Task
Everything in the listing below must be set down again exactly.

Data for this exercise
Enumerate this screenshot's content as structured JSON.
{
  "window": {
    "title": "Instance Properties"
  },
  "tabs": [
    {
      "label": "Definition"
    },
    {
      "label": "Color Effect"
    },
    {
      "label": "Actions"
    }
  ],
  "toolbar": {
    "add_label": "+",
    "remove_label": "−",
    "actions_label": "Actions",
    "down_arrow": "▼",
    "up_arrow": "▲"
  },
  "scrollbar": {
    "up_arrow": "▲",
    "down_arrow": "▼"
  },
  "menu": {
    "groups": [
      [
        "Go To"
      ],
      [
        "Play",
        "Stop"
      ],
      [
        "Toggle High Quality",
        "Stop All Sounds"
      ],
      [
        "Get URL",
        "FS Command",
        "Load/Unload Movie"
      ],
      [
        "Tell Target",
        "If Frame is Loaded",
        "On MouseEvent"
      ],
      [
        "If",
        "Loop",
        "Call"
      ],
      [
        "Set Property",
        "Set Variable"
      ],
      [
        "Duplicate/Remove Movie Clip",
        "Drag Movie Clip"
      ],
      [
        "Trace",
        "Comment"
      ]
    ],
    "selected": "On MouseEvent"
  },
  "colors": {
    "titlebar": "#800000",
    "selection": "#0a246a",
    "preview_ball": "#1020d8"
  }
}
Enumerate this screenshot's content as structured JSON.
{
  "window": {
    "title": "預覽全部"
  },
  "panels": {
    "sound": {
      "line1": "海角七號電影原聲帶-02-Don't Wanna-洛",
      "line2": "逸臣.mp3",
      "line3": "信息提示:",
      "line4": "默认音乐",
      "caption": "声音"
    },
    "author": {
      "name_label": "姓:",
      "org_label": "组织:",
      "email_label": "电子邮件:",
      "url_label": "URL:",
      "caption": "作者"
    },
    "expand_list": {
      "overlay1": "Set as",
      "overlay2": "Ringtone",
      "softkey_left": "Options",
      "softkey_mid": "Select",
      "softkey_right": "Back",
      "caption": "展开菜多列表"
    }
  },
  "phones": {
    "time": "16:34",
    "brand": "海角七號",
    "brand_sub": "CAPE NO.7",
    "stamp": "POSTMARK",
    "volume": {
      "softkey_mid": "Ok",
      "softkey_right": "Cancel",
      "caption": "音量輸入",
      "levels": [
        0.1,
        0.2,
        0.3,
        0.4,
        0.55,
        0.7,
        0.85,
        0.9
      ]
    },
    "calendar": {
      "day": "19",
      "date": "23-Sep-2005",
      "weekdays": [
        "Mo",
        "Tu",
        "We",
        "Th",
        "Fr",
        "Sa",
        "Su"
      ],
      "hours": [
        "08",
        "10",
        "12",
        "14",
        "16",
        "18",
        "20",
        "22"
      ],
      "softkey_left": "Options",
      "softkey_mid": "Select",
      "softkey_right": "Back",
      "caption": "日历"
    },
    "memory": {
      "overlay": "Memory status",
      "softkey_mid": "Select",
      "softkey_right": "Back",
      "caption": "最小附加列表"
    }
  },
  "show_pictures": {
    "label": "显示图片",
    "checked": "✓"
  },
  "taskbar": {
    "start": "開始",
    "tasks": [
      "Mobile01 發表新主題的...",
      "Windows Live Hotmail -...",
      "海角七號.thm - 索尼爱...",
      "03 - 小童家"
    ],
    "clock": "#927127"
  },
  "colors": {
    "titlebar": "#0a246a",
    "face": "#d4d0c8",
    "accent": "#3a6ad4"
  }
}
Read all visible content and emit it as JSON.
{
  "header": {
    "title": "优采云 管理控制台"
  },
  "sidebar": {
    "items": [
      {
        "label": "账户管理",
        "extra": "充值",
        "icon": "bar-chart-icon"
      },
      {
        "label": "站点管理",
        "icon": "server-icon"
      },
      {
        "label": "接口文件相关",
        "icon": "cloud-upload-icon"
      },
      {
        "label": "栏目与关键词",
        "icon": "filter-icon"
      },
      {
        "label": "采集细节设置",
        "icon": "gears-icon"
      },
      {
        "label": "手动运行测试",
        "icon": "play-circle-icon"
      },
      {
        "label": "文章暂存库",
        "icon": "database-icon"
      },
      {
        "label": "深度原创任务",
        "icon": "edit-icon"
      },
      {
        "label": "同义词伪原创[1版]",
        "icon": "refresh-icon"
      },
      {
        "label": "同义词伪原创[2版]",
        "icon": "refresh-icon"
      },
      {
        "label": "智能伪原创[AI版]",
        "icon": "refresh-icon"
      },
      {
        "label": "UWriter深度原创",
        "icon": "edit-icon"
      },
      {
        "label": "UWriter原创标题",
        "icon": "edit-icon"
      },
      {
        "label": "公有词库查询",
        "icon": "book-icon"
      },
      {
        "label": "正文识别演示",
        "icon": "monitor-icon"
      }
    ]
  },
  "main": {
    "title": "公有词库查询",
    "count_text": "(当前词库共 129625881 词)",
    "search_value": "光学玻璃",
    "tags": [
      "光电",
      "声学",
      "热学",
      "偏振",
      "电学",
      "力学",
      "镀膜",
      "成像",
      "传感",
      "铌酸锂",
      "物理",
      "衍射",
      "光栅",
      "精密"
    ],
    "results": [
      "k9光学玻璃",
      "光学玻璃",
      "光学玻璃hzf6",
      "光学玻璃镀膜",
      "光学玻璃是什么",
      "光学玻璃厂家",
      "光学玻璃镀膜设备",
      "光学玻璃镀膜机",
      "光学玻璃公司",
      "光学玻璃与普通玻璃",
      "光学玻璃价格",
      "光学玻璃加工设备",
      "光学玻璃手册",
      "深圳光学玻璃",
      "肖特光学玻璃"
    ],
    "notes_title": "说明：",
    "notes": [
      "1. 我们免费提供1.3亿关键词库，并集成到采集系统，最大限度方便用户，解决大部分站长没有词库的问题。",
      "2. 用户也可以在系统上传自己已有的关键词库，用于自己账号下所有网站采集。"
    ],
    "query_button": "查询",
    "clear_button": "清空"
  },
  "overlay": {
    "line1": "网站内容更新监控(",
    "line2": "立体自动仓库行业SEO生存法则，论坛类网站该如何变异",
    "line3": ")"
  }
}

Exercise result
Enumerate this screenshot's content as structured JSON.
{
  "window": {
    "title": "Instance Properties"
  },
  "tabs": [
    {
      "label": "Definition"
    },
    {
      "label": "Color Effect"
    },
    {
      "label": "Actions"
    }
  ],
  "toolbar": {
    "add_label": "+",
    "remove_label": "−",
    "actions_label": "Actions",
    "down_arrow": "▼",
    "up_arrow": "▲"
  },
  "scrollbar": {
    "up_arrow": "▲",
    "down_arrow": "▼"
  },
  "menu": {
    "groups": [
      [
        "Go To"
      ],
      [
        "Play",
        "Stop"
      ],
      [
        "Toggle High Quality",
        "Stop All Sounds"
      ],
      [
        "Get URL",
        "FS Command",
        "Load/Unload Movie"
      ],
      [
        "Tell Target",
        "If Frame is Loaded",
        "On MouseEvent"
      ],
      [
        "If",
        "Loop",
        "Call"
      ],
      [
        "Set Property",
        "Set Variable"
      ],
      [
        "Duplicate/Remove Movie Clip",
        "Drag Movie Clip"
      ],
      [
        "Trace",
        "Comment"
      ]
    ],
    "selected": "On MouseEvent"
  },
  "colors": {
    "titlebar": "#800000",
    "selection": "#0a246a",
    "preview_ball": "#1020d8"
  }
}
Enumerate this screenshot's content as structured JSON.
{
  "window": {
    "title": "預覽全部"
  },
  "panels": {
    "sound": {
      "line1": "海角七號電影原聲帶-02-Don't Wanna-洛",
      "line2": "逸臣.mp3",
      "line3": "信息提示:",
      "line4": "默认音乐",
      "caption": "声音"
    },
    "author": {
      "name_label": "姓:",
      "org_label": "组织:",
      "email_label": "电子邮件:",
      "url_label": "URL:",
      "caption": "作者"
    },
    "expand_list": {
      "overlay1": "Set as",
      "overlay2": "Ringtone",
      "softkey_left": "Options",
      "softkey_mid": "Select",
      "softkey_right": "Back",
      "caption": "展开菜多列表"
    }
  },
  "phones": {
    "time": "16:34",
    "brand": "海角七號",
    "brand_sub": "CAPE NO.7",
    "stamp": "POSTMARK",
    "volume": {
      "softkey_mid": "Ok",
      "softkey_right": "Cancel",
      "caption": "音量輸入",
      "levels": [
        0.1,
        0.2,
        0.3,
        0.4,
        0.55,
        0.7,
        0.85,
        0.9
      ]
    },
    "calendar": {
      "day": "19",
      "date": "23-Sep-2005",
      "weekdays": [
        "Mo",
        "Tu",
        "We",
        "Th",
        "Fr",
        "Sa",
        "Su"
      ],
      "hours": [
        "08",
        "10",
        "12",
        "14",
        "16",
        "18",
        "20",
        "22"
      ],
      "softkey_left": "Options",
      "softkey_mid": "Select",
      "softkey_right": "Back",
      "caption": "日历"
    },
    "memory": {
      "overlay": "Memory status",
      "softkey_mid": "Select",
      "softkey_right": "Back",
      "caption": "最小附加列表"
    }
  },
  "show_pictures": {
    "label": "显示图片",
    "checked": "✓"
  },
  "taskbar": {
    "start": "開始",
    "tasks": [
      "Mobile01 發表新主題的...",
      "Windows Live Hotmail -...",
      "海角七號.thm - 索尼爱...",
      "03 - 小童家"
    ],
    "clock": "#927127"
  },
  "colors": {
    "titlebar": "#0a246a",
    "face": "#d4d0c8",
    "accent": "#3a6ad4"
  }
}
Read all visible content and emit it as JSON.
{
  "header": {
    "title": "优采云 管理控制台"
  },
  "sidebar": {
    "items": [
      {
        "label": "账户管理",
        "extra": "充值",
        "icon": "bar-chart-icon"
      },
      {
        "label": "站点管理",
        "icon": "server-icon"
      },
      {
        "label": "接口文件相关",
        "icon": "cloud-upload-icon"
      },
      {
        "label": "栏目与关键词",
        "icon": "filter-icon"
      },
      {
        "label": "采集细节设置",
        "icon": "gears-icon"
      },
      {
        "label": "手动运行测试",
        "icon": "play-circle-icon"
      },
      {
        "label": "文章暂存库",
        "icon": "database-icon"
      },
      {
        "label": "深度原创任务",
        "icon": "edit-icon"
      },
      {
        "label": "同义词伪原创[1版]",
        "icon": "refresh-icon"
      },
      {
        "label": "同义词伪原创[2版]",
        "icon": "refresh-icon"
      },
      {
        "label": "智能伪原创[AI版]",
        "icon": "refresh-icon"
      },
      {
        "label": "UWriter深度原创",
        "icon": "edit-icon"
      },
      {
        "label": "UWriter原创标题",
        "icon": "edit-icon"
      },
      {
        "label": "公有词库查询",
        "icon": "book-icon"
      },
      {
        "label": "正文识别演示",
        "icon": "monitor-icon"
      }
    ]
  },
  "main": {
    "title": "公有词库查询",
    "count_text": "(当前词库共 129625881 词)",
    "search_value": "光学玻璃",
    "tags": [
      "光电",
      "声学",
      "热学",
      "偏振",
      "电学",
      "力学",
      "镀膜",
      "成像",
      "传感",
      "铌酸锂",
      "物理",
      "衍射",
      "光栅",
      "精密"
    ],
    "results": [
      "k9光学玻璃",
      "光学玻璃",
      "光学玻璃hzf6",
      "光学玻璃镀膜",
      "光学玻璃是什么",
      "光学玻璃厂家",
      "光学玻璃镀膜设备",
      "光学玻璃镀膜机",
      "光学玻璃公司",
      "光学玻璃与普通玻璃",
      "光学玻璃价格",
      "光学玻璃加工设备",
      "光学玻璃手册",
      "深圳光学玻璃",
      "肖特光学玻璃"
    ],
    "notes_title": "说明：",
    "notes": [
      "1. 我们免费提供1.3亿关键词库，并集成到采集系统，最大限度方便用户，解决大部分站长没有词库的问题。",
      "2. 用户也可以在系统上传自己已有的关键词库，用于自己账号下所有网站采集。"
    ],
    "query_button": "查询",
    "clear_button": "清空"
  },
  "overlay": {
    "line1": "网站内容更新监控(",
    "line2": "立体自动仓库行业SEO生存法则，论坛类网站该如何变异",
    "line3": ")"
  }
}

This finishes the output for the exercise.